The trouble with the free care is that when Mr Bevan pushed through the 1946 National Health Service Act, the world was a different place and the challenges of running an organisation that offered free point of need care to everyone, were fundamentally different.  Mr Bevan could not have envisaged, for example, the rise in immigration and thus a rise in the number of people needing such care.  He could not have foreseen spiralling costs of treatment; the need for greater and more robust administrative and managerial staff to offer back up services to keep the medical staff on the front line; he could not have foreseen that by providing better, and no cost NHS care, people would live longer and consequently, a greater proportion of the population would need more care in later years for longer.  There are so many consequences that were simply not addressed by the original format of the NHS (which, incidentally, a lot of those Doctors with the fountain pens objected to at the time) that it was always going to be difficult to keep the horse in the stable, as it were.  Nowadays, all successive governments can do is try to keep the costs from bolting.

Is there an easy answer?

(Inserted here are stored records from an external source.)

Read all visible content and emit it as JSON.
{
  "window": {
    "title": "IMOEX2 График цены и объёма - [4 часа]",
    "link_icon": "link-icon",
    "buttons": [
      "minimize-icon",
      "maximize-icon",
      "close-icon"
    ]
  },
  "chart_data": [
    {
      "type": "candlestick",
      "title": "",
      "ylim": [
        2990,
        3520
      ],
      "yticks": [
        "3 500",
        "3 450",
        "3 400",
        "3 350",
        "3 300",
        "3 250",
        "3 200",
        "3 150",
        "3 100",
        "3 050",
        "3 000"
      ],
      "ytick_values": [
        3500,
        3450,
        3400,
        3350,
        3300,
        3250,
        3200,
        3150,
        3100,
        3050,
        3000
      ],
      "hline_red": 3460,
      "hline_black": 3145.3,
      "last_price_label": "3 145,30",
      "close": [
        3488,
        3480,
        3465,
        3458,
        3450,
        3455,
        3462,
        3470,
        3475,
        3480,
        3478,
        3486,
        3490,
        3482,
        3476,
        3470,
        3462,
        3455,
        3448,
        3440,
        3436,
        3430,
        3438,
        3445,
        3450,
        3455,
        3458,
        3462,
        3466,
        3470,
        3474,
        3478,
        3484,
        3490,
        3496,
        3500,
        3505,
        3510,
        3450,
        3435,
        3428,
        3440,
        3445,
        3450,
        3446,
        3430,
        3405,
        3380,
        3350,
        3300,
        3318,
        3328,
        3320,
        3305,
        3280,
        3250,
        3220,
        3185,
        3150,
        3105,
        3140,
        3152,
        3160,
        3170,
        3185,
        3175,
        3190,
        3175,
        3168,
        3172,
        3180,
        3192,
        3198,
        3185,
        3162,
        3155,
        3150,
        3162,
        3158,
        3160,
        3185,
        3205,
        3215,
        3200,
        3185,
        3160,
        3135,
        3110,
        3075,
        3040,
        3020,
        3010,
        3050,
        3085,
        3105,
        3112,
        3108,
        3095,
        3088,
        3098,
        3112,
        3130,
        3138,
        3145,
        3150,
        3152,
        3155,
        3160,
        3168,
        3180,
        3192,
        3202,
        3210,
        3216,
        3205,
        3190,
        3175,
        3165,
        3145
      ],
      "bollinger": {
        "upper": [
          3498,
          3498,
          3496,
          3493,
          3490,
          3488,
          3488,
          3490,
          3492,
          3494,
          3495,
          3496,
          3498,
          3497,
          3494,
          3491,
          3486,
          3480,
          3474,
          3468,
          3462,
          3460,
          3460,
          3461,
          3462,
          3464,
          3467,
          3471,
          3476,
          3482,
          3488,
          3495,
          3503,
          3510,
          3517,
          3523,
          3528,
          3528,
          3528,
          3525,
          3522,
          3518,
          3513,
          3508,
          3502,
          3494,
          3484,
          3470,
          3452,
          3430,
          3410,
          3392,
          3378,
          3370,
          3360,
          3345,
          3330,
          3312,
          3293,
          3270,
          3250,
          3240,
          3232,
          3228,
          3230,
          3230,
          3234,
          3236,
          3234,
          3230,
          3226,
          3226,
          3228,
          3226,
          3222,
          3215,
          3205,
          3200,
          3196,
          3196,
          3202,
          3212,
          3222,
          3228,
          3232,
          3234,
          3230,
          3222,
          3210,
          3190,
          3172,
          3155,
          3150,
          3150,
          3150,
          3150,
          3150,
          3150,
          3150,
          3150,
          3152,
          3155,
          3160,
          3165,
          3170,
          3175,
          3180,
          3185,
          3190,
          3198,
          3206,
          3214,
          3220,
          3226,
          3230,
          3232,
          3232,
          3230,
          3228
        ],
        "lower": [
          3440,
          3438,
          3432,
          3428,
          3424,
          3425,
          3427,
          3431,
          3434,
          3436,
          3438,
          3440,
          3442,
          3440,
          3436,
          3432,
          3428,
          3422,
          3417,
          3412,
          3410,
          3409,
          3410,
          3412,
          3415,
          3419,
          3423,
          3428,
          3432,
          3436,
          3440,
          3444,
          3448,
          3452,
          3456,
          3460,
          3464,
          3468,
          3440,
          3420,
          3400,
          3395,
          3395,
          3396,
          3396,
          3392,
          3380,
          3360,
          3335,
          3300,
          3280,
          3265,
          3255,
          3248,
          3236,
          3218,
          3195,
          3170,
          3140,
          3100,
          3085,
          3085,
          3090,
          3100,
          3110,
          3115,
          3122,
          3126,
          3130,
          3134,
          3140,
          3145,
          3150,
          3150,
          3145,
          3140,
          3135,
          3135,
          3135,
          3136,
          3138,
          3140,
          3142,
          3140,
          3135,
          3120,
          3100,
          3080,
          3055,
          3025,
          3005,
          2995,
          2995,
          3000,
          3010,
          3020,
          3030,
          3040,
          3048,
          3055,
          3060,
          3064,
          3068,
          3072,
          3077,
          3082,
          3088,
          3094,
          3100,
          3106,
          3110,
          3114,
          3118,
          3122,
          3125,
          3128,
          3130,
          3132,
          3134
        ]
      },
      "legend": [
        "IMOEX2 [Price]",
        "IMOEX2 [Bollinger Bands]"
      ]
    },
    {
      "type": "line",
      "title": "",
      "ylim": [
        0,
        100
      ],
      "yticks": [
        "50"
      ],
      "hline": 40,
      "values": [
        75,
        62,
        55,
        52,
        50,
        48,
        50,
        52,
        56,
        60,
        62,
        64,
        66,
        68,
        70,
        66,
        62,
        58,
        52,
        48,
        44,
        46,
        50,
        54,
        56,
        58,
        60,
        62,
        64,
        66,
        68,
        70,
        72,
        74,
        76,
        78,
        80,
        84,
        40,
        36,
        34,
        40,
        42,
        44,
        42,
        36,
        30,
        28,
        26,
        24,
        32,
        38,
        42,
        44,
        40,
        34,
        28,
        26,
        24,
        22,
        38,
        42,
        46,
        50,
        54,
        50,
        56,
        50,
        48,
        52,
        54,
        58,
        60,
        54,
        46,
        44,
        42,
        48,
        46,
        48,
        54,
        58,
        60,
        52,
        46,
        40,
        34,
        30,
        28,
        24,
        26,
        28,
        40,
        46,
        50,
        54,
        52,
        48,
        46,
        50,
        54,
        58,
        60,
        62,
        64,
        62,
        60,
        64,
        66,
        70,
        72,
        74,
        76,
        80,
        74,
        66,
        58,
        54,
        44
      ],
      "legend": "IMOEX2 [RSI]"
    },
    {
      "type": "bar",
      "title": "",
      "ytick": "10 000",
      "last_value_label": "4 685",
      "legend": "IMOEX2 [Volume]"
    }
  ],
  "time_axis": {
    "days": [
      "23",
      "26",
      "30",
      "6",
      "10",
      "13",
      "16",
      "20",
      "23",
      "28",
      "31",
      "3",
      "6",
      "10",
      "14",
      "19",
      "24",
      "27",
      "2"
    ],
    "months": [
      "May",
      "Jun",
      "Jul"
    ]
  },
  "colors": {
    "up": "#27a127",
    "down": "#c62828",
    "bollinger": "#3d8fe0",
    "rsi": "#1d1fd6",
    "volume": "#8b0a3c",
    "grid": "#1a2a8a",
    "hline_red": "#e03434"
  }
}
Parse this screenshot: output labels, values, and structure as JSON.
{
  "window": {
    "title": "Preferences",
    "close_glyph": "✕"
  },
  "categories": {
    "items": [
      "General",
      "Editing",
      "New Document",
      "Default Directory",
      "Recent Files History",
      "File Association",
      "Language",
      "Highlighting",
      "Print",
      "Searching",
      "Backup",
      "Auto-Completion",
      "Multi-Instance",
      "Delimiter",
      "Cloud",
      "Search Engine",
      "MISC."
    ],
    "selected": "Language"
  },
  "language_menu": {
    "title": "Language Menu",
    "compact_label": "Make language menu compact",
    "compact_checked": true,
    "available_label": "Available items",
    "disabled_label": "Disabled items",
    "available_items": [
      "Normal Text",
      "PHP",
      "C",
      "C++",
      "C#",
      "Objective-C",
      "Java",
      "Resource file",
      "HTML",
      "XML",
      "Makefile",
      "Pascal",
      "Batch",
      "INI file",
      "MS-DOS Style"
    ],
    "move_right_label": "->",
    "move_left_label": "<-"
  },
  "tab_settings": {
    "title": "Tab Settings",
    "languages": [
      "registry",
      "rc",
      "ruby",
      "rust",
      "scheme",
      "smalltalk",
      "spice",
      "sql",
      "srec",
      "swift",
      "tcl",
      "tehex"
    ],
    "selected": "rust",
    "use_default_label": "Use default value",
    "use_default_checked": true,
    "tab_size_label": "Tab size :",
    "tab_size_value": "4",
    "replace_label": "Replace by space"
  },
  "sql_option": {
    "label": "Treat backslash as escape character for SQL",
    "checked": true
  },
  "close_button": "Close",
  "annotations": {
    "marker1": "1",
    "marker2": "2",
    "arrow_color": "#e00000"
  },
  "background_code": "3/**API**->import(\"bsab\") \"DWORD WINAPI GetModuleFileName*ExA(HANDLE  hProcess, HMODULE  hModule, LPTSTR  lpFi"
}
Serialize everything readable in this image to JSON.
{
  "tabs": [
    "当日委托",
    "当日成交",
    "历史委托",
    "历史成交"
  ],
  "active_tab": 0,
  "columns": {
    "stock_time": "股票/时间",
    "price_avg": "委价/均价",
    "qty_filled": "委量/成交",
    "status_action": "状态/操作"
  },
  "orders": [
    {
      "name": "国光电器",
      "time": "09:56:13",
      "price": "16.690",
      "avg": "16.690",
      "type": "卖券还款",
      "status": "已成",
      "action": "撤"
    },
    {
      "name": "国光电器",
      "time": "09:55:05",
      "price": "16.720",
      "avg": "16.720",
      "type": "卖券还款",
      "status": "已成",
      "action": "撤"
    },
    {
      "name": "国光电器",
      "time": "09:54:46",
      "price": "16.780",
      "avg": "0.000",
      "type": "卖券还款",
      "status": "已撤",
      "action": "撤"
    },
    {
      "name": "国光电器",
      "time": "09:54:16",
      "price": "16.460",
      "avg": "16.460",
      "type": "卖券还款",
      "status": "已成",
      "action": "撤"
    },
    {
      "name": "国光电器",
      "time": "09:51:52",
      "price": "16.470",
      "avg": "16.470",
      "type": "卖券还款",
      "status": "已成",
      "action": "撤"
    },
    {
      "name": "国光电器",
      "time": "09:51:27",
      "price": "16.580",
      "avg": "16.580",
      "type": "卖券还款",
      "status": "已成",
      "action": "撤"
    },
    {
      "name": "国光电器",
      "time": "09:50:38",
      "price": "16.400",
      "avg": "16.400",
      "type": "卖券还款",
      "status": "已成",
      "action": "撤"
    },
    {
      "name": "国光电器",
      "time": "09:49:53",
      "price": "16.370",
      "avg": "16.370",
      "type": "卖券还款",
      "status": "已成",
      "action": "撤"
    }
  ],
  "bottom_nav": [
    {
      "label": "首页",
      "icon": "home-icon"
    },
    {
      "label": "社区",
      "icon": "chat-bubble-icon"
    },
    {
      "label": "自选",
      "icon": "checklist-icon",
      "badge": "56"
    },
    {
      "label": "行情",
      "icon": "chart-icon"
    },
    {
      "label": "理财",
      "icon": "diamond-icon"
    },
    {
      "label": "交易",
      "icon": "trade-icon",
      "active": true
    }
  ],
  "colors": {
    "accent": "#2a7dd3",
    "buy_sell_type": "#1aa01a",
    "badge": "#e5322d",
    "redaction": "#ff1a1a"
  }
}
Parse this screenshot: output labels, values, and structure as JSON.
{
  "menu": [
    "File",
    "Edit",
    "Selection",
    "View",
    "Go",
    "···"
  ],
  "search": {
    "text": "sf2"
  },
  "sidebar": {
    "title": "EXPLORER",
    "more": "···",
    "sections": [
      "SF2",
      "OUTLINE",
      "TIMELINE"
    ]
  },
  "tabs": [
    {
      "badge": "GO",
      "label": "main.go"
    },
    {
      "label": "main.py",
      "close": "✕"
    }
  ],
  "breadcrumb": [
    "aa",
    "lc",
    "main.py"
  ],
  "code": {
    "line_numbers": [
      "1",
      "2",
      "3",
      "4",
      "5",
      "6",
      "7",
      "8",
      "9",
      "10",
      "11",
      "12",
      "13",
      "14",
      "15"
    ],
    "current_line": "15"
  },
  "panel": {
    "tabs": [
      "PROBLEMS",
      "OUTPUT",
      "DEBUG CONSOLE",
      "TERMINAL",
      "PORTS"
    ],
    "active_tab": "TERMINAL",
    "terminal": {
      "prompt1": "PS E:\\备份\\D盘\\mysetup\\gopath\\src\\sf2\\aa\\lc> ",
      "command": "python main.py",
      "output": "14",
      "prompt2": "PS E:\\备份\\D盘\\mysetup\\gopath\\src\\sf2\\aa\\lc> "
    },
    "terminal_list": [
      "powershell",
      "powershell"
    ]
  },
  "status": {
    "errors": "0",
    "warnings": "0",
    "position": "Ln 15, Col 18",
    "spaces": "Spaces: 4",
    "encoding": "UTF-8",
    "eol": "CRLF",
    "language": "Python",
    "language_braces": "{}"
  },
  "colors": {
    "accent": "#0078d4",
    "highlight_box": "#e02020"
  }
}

I personally pay for certain care – I’ll give you a for instance – after the dislocated knees (thank you, dog) whilst my emergency care was NHS, I paid for all the follow on care and for my eighteen months of physiotherapy and all my cortisone injections.  I paid for my last operation when the Lumps appeared in my right breast again. I’m paying for cosmetic dental surgery because my teeth have crumbled as a result of chemotherapy.

Is the answer then, for those that can afford to pay to be made to pay? I’m not saying my choice is necessarily the right one, and not everyone can afford to pay.  Removing the safety net of free care for everyone is not what I’m advocating, but someone has got to come up with something otherwise the £22 billion funding shortfall estimated by 2020 will only rise and rise and the free care for everyone will be at even greater risk.

Privately, I’m supporting our National Health Service. I wonder how many of those healthy people in my Doctor’s surgery would agree.

© Amy J Steinberg 2017

2 thoughts on “Privately, I’m Supporting Our National Health Service

    1. Thank you, Tracey. It’s a difficult subject, there’s no easy answer. I just hope that my small contribution in paying for certain elements of my care, helps in some way to ease a burden.

Leave a Reply

Your email address will not be published. Required fields are marked *